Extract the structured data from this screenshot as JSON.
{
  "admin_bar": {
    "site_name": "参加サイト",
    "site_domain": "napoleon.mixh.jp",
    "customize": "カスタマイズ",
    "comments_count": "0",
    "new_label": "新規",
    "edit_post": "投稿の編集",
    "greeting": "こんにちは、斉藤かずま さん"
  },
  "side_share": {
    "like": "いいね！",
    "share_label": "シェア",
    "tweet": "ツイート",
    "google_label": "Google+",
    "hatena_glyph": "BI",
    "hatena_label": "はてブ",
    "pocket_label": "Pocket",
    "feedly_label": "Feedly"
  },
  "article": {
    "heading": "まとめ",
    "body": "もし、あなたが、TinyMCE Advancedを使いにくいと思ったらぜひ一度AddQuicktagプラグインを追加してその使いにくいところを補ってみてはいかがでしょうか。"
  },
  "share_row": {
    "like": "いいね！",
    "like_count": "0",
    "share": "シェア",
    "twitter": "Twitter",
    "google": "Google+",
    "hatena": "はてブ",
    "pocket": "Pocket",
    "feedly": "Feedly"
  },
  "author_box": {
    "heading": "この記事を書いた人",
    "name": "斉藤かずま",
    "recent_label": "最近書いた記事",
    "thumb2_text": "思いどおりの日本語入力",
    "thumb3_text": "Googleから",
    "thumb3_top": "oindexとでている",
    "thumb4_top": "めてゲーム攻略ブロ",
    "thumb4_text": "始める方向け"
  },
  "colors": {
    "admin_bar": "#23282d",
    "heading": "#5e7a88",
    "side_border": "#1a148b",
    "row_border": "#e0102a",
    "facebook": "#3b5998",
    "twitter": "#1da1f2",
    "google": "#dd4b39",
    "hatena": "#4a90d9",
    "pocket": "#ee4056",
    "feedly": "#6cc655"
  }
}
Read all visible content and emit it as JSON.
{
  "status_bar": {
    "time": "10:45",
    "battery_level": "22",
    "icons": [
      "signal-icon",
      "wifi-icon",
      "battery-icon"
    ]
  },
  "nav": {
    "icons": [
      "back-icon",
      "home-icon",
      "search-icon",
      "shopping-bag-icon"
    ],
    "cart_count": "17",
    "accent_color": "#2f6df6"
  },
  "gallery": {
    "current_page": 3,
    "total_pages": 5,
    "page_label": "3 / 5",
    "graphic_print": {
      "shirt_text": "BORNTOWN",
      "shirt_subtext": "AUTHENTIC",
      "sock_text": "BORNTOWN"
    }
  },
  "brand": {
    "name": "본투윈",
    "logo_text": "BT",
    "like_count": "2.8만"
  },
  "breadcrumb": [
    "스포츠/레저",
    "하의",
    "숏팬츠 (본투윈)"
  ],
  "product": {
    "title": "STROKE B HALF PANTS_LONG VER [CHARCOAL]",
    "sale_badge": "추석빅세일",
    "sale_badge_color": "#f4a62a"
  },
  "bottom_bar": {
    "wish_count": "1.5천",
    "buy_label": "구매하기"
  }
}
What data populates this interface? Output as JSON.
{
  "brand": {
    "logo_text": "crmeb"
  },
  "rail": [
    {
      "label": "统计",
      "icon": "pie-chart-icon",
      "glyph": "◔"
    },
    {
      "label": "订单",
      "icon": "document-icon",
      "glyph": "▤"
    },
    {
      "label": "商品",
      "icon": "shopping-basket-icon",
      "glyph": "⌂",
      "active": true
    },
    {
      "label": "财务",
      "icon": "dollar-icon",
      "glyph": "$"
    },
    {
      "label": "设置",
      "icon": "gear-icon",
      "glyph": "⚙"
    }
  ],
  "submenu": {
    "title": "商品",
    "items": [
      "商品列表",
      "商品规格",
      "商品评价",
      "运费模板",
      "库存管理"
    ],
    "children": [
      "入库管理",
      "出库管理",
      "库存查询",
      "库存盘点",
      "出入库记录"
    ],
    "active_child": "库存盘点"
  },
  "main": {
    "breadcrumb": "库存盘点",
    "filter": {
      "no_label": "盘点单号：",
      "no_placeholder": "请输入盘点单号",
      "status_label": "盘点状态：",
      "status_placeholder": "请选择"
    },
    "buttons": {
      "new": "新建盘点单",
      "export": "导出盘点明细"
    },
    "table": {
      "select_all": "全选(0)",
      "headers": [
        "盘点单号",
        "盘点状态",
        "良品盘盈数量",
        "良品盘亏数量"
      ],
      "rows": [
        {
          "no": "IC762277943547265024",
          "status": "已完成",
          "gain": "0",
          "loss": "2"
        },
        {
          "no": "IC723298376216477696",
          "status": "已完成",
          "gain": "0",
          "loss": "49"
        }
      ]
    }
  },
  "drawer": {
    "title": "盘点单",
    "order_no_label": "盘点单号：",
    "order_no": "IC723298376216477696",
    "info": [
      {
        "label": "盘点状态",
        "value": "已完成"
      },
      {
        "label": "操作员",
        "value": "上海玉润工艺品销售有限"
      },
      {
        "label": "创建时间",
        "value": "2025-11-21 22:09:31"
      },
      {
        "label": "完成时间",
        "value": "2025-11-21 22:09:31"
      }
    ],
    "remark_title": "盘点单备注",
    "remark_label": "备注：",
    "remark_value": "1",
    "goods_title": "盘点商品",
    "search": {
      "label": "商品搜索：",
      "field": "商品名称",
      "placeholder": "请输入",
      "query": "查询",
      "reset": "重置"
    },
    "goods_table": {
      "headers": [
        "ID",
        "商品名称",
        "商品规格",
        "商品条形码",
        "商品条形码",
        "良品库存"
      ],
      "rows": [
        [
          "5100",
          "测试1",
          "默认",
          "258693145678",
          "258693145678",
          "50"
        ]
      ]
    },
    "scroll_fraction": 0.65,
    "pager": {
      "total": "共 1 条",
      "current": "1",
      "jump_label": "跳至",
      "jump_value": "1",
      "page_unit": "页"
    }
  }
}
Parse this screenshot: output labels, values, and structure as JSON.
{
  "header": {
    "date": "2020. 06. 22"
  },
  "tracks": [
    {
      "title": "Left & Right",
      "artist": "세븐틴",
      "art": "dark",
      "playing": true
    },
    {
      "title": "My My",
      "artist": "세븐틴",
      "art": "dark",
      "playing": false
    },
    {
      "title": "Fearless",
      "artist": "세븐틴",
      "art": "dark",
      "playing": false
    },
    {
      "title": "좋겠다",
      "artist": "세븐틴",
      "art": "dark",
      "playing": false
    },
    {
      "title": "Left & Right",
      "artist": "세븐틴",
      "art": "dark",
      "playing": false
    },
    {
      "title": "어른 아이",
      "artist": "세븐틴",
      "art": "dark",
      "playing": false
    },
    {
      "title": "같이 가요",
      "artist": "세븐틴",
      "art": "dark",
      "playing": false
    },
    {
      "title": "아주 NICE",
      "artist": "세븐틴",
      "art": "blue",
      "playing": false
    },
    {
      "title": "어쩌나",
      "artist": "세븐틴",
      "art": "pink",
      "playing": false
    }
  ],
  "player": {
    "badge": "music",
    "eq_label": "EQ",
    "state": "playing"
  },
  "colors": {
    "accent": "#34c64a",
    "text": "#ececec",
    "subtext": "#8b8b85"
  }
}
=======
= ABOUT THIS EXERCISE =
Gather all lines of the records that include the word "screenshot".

= EXERCISE ANSWER =
Extract the structured data from this screenshot as JSON.
Parse this screenshot: output labels, values, and structure as JSON.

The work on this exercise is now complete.